Gather all lines in the records below that include the word "this".

▶ [Entries from a dataset of interfaces]:

◆ ◆ ◆ ◆ ◆

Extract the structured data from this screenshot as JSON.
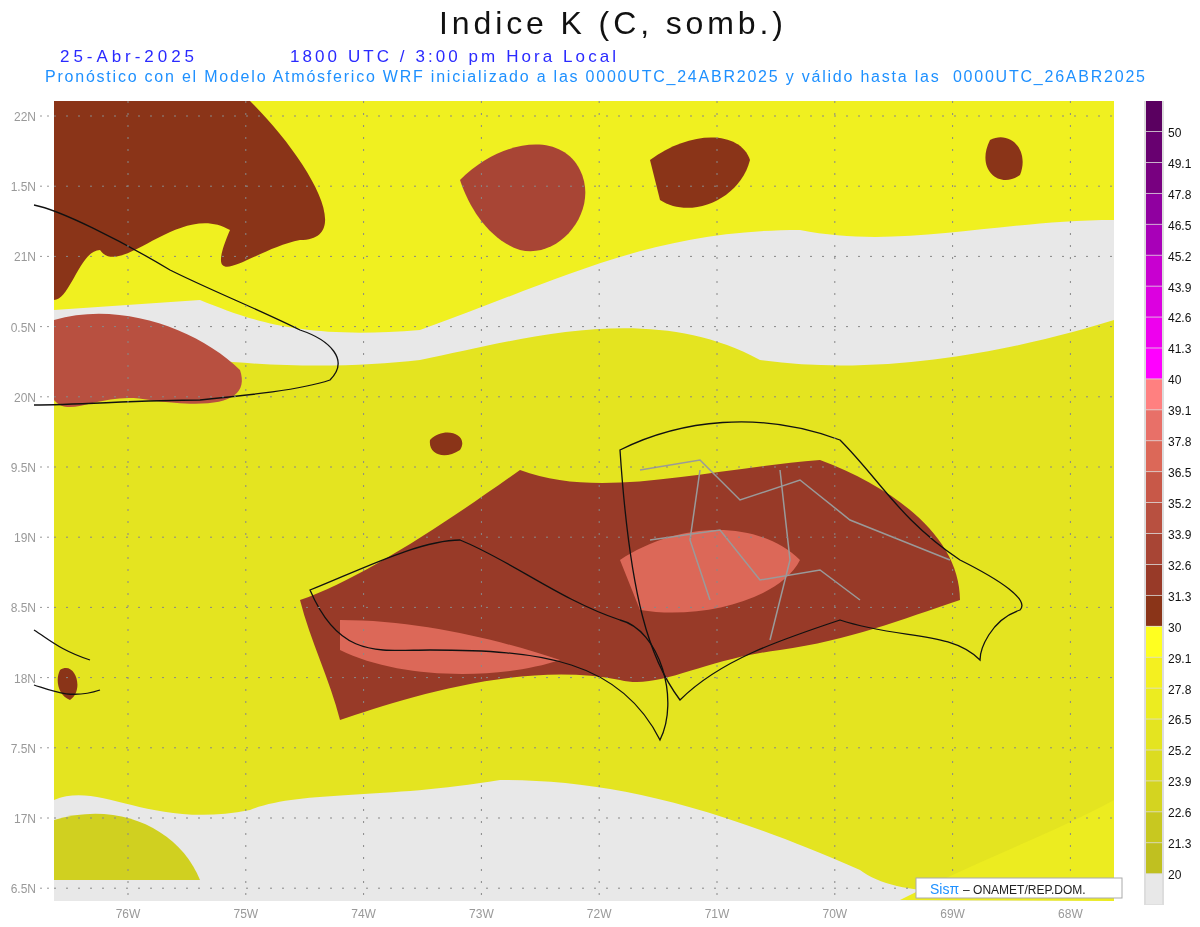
{
  "title": "Indice K (C, somb.)",
  "date": "25-Abr-2025",
  "time": "1800 UTC / 3:00 pm Hora Local",
  "subtitle": "Pronóstico con el Modelo Atmósferico WRF inicializado a las 0000UTC_24ABR2025 y válido hasta las  0000UTC_26ABR2025",
  "y_labels": [
    "22N",
    "1.5N",
    "21N",
    "0.5N",
    "20N",
    "9.5N",
    "19N",
    "8.5N",
    "18N",
    "7.5N",
    "17N",
    "6.5N"
  ],
  "x_labels": [
    "76W",
    "75W",
    "74W",
    "73W",
    "72W",
    "71W",
    "70W",
    "69W",
    "68W"
  ],
  "credit": {
    "brand": "Sisπ",
    "text": "– ONAMET/REP.DOM."
  },
  "colorbar": {
    "boxes": [
      {
        "color": "#5a0060"
      },
      {
        "color": "#680070"
      },
      {
        "color": "#780080"
      },
      {
        "color": "#9000a0"
      },
      {
        "color": "#a800b8"
      },
      {
        "color": "#c800d0"
      },
      {
        "color": "#dc00e0"
      },
      {
        "color": "#ee00ee"
      },
      {
        "color": "#ff00ff"
      },
      {
        "color": "#ff8080"
      },
      {
        "color": "#e87068"
      },
      {
        "color": "#dc6858"
      },
      {
        "color": "#c85848"
      },
      {
        "color": "#b85040"
      },
      {
        "color": "#a84535"
      },
      {
        "color": "#983a28"
      },
      {
        "color": "#8a3418"
      },
      {
        "color": "#ffff20"
      },
      {
        "color": "#f4f020"
      },
      {
        "color": "#ecec20"
      },
      {
        "color": "#e4e420"
      },
      {
        "color": "#dcdc20"
      },
      {
        "color": "#d4d420"
      },
      {
        "color": "#c8c820"
      },
      {
        "color": "#c0c020"
      },
      {
        "color": "#e8e8e8"
      }
    ],
    "labels": [
      "50",
      "49.1",
      "47.8",
      "46.5",
      "45.2",
      "43.9",
      "42.6",
      "41.3",
      "40",
      "39.1",
      "37.8",
      "36.5",
      "35.2",
      "33.9",
      "32.6",
      "31.3",
      "30",
      "29.1",
      "27.8",
      "26.5",
      "25.2",
      "23.9",
      "22.6",
      "21.3",
      "20"
    ]
  }
}
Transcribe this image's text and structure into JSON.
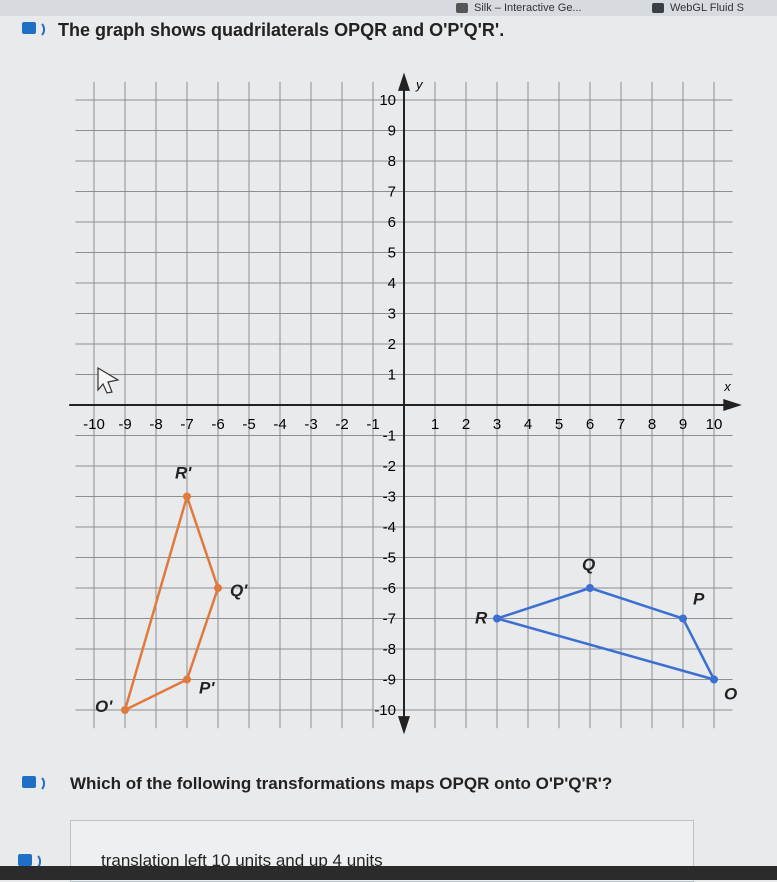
{
  "tabs": [
    {
      "label": "Silk – Interactive Ge..."
    },
    {
      "label": "WebGL Fluid S"
    }
  ],
  "prompt": {
    "text": "The graph shows quadrilaterals OPQR and O'P'Q'R'."
  },
  "question": {
    "text": "Which of the following transformations maps OPQR onto O'P'Q'R'?"
  },
  "choices": [
    {
      "label": "translation left 10 units and up 4 units"
    }
  ],
  "colors": {
    "grid": "#8b8f94",
    "axis": "#222222",
    "OPQR": "#3b6fd1",
    "image": "#e07a3c",
    "accent": "#1f6fc6"
  },
  "icons": [
    "speaker-icon",
    "mouse-cursor-icon"
  ],
  "graph": {
    "x_label": "x",
    "y_label": "y",
    "x_range": [
      -10,
      10
    ],
    "y_range": [
      -10,
      10
    ],
    "x_ticks": [
      "-10",
      "-9",
      "-8",
      "-7",
      "-6",
      "-5",
      "-4",
      "-3",
      "-2",
      "-1",
      "1",
      "2",
      "3",
      "4",
      "5",
      "6",
      "7",
      "8",
      "9",
      "10"
    ],
    "y_ticks": [
      "10",
      "9",
      "8",
      "7",
      "6",
      "5",
      "4",
      "3",
      "2",
      "1",
      "-1",
      "-2",
      "-3",
      "-4",
      "-5",
      "-6",
      "-7",
      "-8",
      "-9",
      "-10"
    ],
    "shapes": [
      {
        "name": "OPQR",
        "points": [
          {
            "label": "O",
            "x": 10,
            "y": -9
          },
          {
            "label": "P",
            "x": 9,
            "y": -7
          },
          {
            "label": "Q",
            "x": 6,
            "y": -6
          },
          {
            "label": "R",
            "x": 3,
            "y": -7
          }
        ]
      },
      {
        "name": "O'P'Q'R'",
        "points": [
          {
            "label": "O'",
            "x": -9,
            "y": -10
          },
          {
            "label": "P'",
            "x": -7,
            "y": -9
          },
          {
            "label": "Q'",
            "x": -6,
            "y": -6
          },
          {
            "label": "R'",
            "x": -7,
            "y": -3
          }
        ]
      }
    ]
  }
}
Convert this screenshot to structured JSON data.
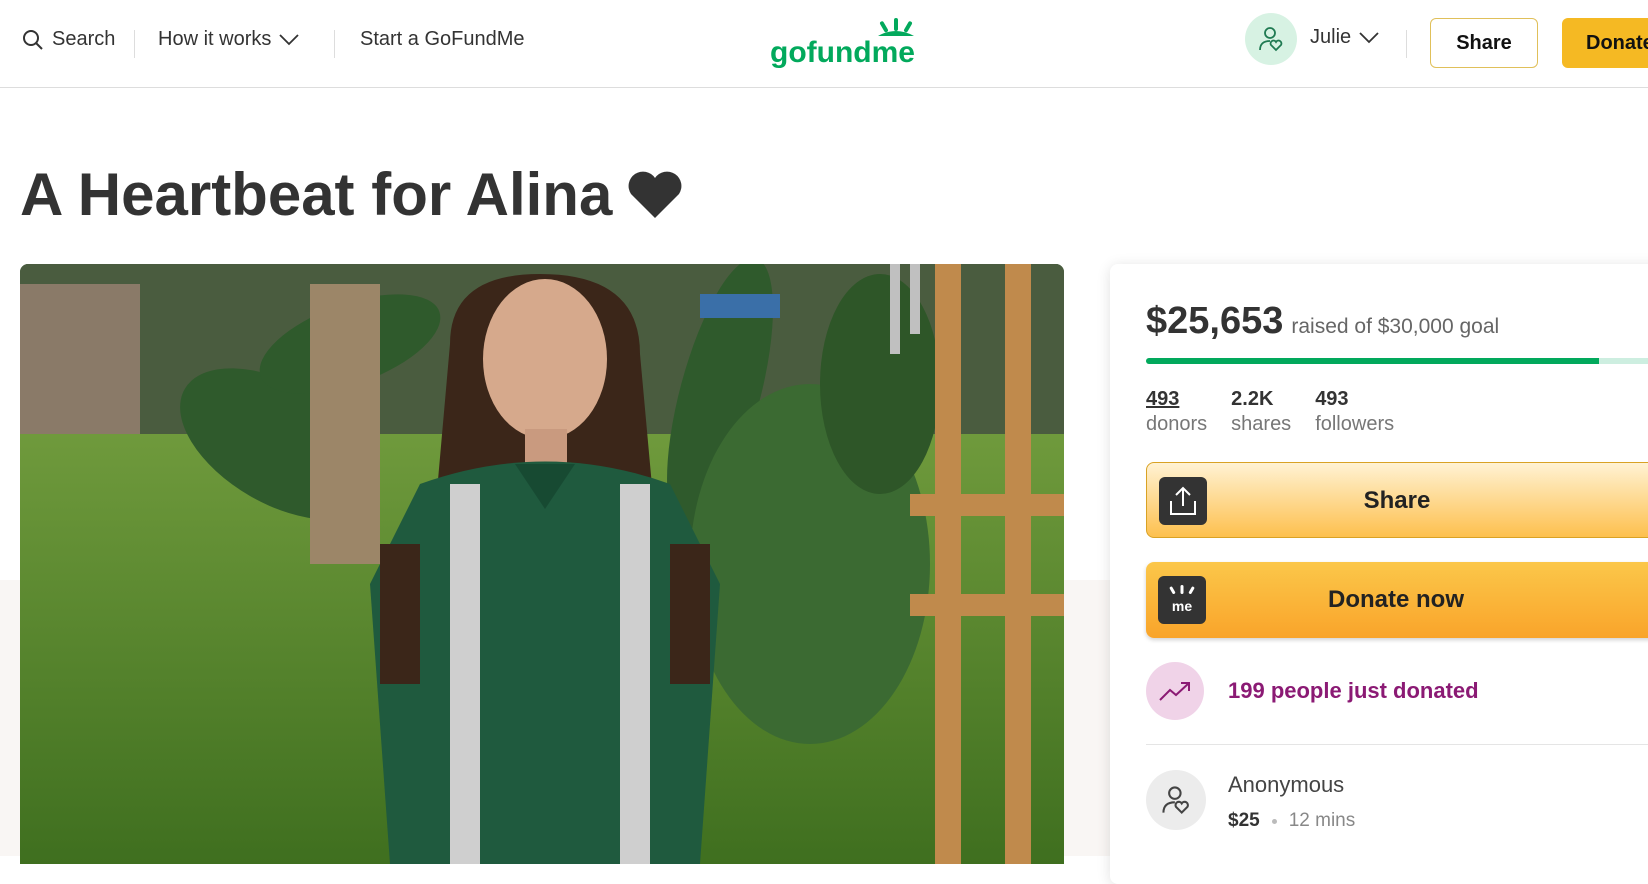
{
  "nav": {
    "search_label": "Search",
    "how_it_works_label": "How it works",
    "start_label": "Start a GoFundMe",
    "logo_text": "gofundme",
    "user_name": "Julie",
    "share_label": "Share",
    "donate_label": "Donate"
  },
  "campaign": {
    "title": "A Heartbeat for Alina",
    "heart_icon": "heart-icon"
  },
  "panel": {
    "raised_amount": "$25,653",
    "goal_text": "raised of $30,000 goal",
    "progress_fraction": 0.855,
    "stats": [
      {
        "value": "493",
        "label": "donors"
      },
      {
        "value": "2.2K",
        "label": "shares"
      },
      {
        "value": "493",
        "label": "followers"
      }
    ],
    "share_button": "Share",
    "donate_button": "Donate now",
    "donate_icon_text": "me",
    "trend_text": "199 people just donated",
    "recent_donation": {
      "name": "Anonymous",
      "amount": "$25",
      "time": "12 mins"
    }
  },
  "colors": {
    "brand_green": "#02a95c",
    "donate_yellow": "#f5b923",
    "trend_purple": "#8b1a74"
  }
}
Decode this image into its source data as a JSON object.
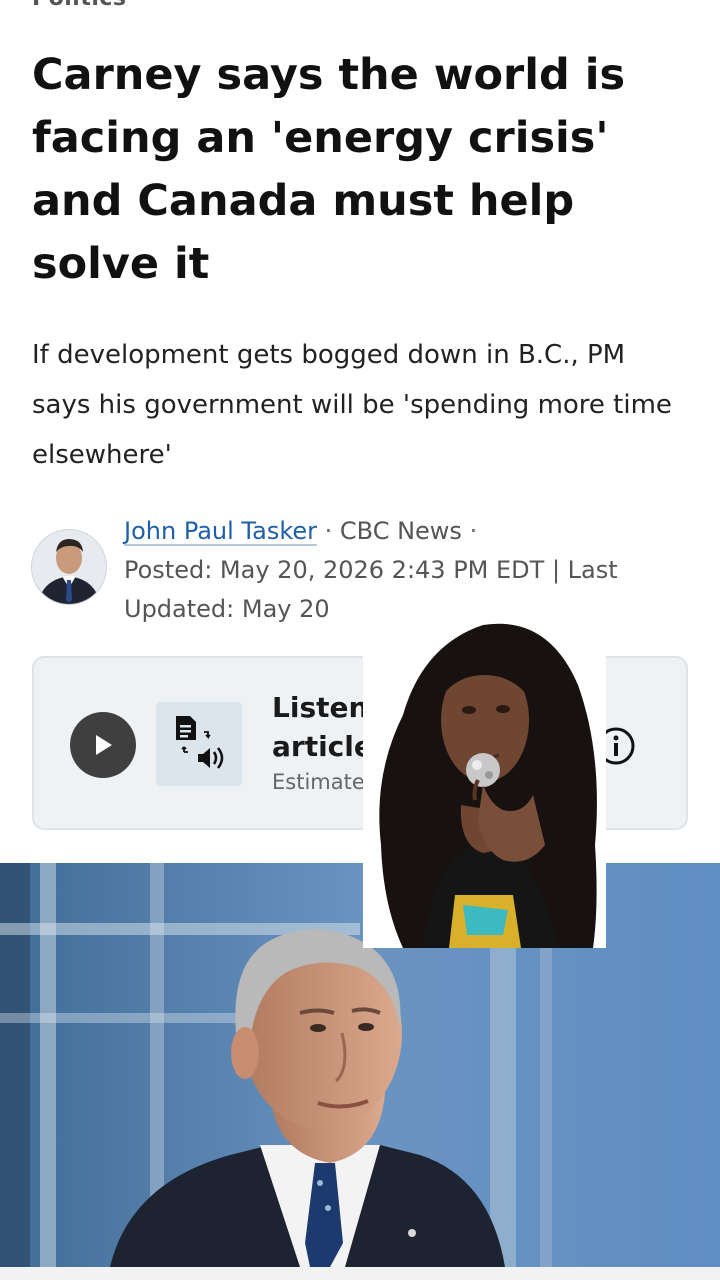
{
  "section": {
    "label": "Politics"
  },
  "article": {
    "headline": "Carney says the world is facing an 'energy crisis' and Canada must help solve it",
    "deck": "If development gets bogged down in B.C., PM says his government will be 'spending more time elsewhere'",
    "byline": {
      "author": "John Paul Tasker",
      "separator": " · ",
      "outlet": "CBC News",
      "trailing_separator": " ·",
      "posted": "Posted: May 20, 2026 2:43 PM EDT | Last Updated: May 20"
    }
  },
  "listen": {
    "title": "Listen to this article",
    "title_visible": "Listen to article",
    "subtitle": "Estimated",
    "play_icon": "play-icon",
    "tts_icon": "document-to-audio-icon",
    "info_icon": "info-icon"
  },
  "colors": {
    "link": "#1f5fa8",
    "card_bg": "#eef2f5",
    "play_bg": "#3f3f3f",
    "text": "#111111"
  }
}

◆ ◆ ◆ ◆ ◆

▶ [EXERCISE SOLUTION]:
Extract the structured data from this screenshot as JSON.
Transcribe this image's text and structure into JSON.
Convert this screenshot to structured JSON data.
Decode this image into its source data as a JSON object.
    "title": "Listen to this article",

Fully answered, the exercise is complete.